Crocheted Bone

I’m reviving some old patterns that got swallowed by the internet abyss when I closed my old blog. A few years ago, I made this wee crocheted doggie bone for my co-worker’s dog, Romeo. Here is the “recipe” since it is really just a teensy tiny modification of another pattern.

Crocheted Dog Bone
worsted weight yarn
F or G hook depending on yarn weight

  1. Crochet Pepika’s 3D Heart, but stop at rnd 9
  2. Continue crocheting in a spiral for about 10 rows
  3. Crochet another 3D heart, also stopping at rnd 9
  4. Stuff both pieces and sew together!

That’s it! Alternatively, you can crochet both halves for 5 rows after rnd 9, so the seam is in the middle. Your choice.

Romeo is a teeny timy dog, so he couldn’t chew through this thing. However, I would supervise larger dogs to ensure they can’t get to the polyfil inside.

Thanks to much to Pepika for posting the original heart pattern.

Here’s some in action pictures:

Romeo and his boneWhat, I don't want this!

New York Noro Plaid

Noro Plaid ScarfMMMmmm, Noro. I love the colors of this yarn, but I’m a bit disappointed with the feel of it. I guess since I’m very allergic to wool, no wool yarn will ever feel yummy to me.

I originally bought this skein of yarn for the wavelength, but it was just taking me too long. The thing kept twisting severely, and every row I’d have to spend 5 minutes straightening it. Luckily, I found I way to both show off the lovely colors, and also use nearly 100% of the skein! Basically, I capitalized on the natural gradients of the noro, and made a sort of ‘plaid’. The results are easy and beautiful!

Here is the super simple pattern, sized so it uses as much of the skein as safely possible. If I were to do it again, I’d decrease the width to maybe 33 stitches and increase the length a few inches.

Noro Plaid Scarf

1 skein Noro Kureyon Sock

Size f crochet hook

Finished measurements: approx 7 in. x 51 in.

Row 1: ch 43

Row 2: dc 2nd ch from hook. *ch 1, skip next st, dc 1* repeat across

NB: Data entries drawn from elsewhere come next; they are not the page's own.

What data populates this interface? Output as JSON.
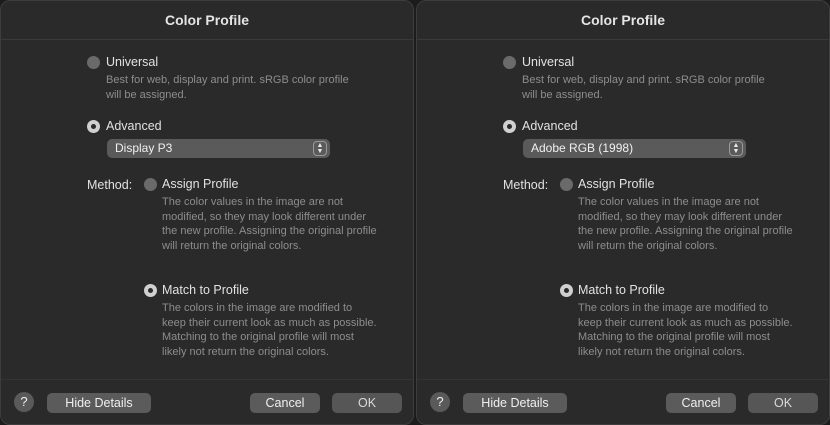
{
  "dialogs": [
    {
      "title": "Color Profile",
      "universal_label": "Universal",
      "universal_desc": "Best for web, display and print. sRGB color profile will be assigned.",
      "advanced_label": "Advanced",
      "profile_selected": "Display P3",
      "method_label": "Method:",
      "assign_label": "Assign Profile",
      "assign_desc": "The color values in the image are not modified, so they may look different under the new profile. Assigning the original profile will return the original colors.",
      "match_label": "Match to Profile",
      "match_desc": "The colors in the image are modified to keep their current look as much as possible. Matching to the original profile will most likely not return the original colors.",
      "help": "?",
      "hide_details": "Hide Details",
      "cancel": "Cancel",
      "ok": "OK"
    },
    {
      "title": "Color Profile",
      "universal_label": "Universal",
      "universal_desc": "Best for web, display and print. sRGB color profile will be assigned.",
      "advanced_label": "Advanced",
      "profile_selected": "Adobe RGB (1998)",
      "method_label": "Method:",
      "assign_label": "Assign Profile",
      "assign_desc": "The color values in the image are not modified, so they may look different under the new profile. Assigning the original profile will return the original colors.",
      "match_label": "Match to Profile",
      "match_desc": "The colors in the image are modified to keep their current look as much as possible. Matching to the original profile will most likely not return the original colors.",
      "help": "?",
      "hide_details": "Hide Details",
      "cancel": "Cancel",
      "ok": "OK"
    }
  ]
}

Row 3: ch 4 (this counts as first dc and ch). *dc 1, skip next st, ch 1* repeat across
(Basically, you are making a dc mesh, like in filet crochet)

Repeat rows 2 and 3 just row 3 (thanks emy!) until the scarf reaches about 51 inches long.

Now, there are many ways you can do the vertical weaving. I chose to make long chains, to keep the integrity of the gradient, but you could replace the chains with 2 or 3 stands of yarn. It is your choice whether you want fringe, but remember, this scarf uses most of the skein, so keep that decision until the end.

If you are weaving in chains here are some options:

  • Chain one super long chain, and wind into a ball to use, cutting the length as you go
  • Chain single lengths and make them as you need them
  • Chain double lengths and weave both ends, so you have two less ends to weave in

Basically, take the chains or strands of yarn, and weave them in and out of the mesh boxes, lengthwise. Make sure to alternate the starting direction for each column. Secure the ends of the chains by making a knot, and weave in the loose ends of the chain back into itself.

This all sounds much more complicated than it actually is! Here are some more pictures. NOTE: These pictures are of the unblocked scarf! I will try to replace them with better quality ones when I get a chance.

Noro Plaid Scarf

Noro Plaid Scarf